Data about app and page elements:
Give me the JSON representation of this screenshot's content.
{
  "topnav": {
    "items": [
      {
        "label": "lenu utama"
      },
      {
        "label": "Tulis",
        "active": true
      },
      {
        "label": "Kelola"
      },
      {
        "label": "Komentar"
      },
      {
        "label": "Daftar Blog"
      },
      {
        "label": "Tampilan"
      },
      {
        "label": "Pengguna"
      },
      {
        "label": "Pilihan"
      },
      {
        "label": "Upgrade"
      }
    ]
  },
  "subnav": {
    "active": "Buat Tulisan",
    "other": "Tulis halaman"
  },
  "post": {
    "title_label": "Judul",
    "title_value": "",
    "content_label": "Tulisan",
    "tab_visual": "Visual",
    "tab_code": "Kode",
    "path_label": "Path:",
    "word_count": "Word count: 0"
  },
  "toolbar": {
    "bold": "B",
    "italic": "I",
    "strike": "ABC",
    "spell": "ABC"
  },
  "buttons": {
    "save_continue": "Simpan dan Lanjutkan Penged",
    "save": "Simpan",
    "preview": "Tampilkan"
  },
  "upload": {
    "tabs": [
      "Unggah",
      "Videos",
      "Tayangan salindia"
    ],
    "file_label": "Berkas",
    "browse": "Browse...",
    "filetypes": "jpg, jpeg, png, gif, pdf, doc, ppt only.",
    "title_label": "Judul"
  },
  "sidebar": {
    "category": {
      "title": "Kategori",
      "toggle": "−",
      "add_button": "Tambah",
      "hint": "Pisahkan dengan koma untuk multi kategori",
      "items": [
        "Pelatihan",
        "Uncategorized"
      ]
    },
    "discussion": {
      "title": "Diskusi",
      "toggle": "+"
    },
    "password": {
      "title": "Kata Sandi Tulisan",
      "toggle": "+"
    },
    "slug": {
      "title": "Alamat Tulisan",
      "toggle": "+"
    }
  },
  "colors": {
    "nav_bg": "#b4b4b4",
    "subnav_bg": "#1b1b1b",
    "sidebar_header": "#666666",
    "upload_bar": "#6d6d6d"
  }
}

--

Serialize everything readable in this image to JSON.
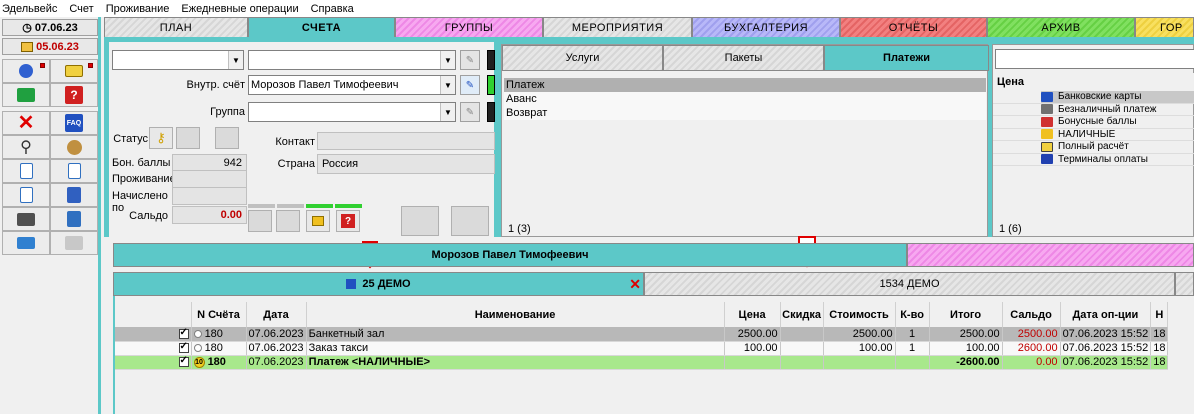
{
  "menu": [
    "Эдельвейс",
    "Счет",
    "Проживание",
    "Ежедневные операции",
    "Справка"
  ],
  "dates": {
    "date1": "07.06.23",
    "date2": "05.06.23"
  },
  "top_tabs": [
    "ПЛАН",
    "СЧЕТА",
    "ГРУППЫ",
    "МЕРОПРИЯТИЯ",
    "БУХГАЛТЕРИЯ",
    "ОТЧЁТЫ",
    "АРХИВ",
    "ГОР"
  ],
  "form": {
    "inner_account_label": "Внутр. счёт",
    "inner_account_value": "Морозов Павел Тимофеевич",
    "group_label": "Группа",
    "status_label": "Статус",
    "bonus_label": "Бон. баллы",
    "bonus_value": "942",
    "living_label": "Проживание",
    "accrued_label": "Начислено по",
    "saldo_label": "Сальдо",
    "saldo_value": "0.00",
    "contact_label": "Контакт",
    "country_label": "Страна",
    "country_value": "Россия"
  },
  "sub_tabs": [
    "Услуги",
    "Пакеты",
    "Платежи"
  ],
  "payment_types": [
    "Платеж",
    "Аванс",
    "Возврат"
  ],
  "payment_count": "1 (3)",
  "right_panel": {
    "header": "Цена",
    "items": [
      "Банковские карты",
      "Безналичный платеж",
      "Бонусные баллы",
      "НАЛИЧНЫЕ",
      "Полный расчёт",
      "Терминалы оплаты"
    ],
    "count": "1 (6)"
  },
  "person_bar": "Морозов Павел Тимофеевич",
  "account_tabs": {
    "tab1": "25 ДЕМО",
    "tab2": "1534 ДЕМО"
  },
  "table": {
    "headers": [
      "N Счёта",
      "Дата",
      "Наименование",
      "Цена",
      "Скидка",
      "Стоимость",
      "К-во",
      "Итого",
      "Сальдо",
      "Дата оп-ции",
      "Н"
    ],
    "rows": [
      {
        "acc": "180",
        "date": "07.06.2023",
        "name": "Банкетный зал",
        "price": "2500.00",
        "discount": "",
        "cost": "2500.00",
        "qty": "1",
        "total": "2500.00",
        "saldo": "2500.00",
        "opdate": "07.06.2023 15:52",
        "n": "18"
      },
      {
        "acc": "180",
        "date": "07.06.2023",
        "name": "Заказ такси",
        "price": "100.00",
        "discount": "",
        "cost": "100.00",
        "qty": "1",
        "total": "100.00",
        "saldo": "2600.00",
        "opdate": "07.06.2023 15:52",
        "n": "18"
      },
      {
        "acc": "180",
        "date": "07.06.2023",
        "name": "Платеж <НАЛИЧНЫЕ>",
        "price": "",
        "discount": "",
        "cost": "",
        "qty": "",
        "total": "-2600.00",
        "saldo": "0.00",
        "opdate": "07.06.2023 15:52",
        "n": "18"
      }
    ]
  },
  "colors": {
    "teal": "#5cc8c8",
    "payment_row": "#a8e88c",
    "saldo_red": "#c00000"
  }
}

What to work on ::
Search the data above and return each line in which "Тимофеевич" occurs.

Your solution ::
    "inner_account_value": "Морозов Павел Тимофеевич",
  "person_bar": "Морозов Павел Тимофеевич",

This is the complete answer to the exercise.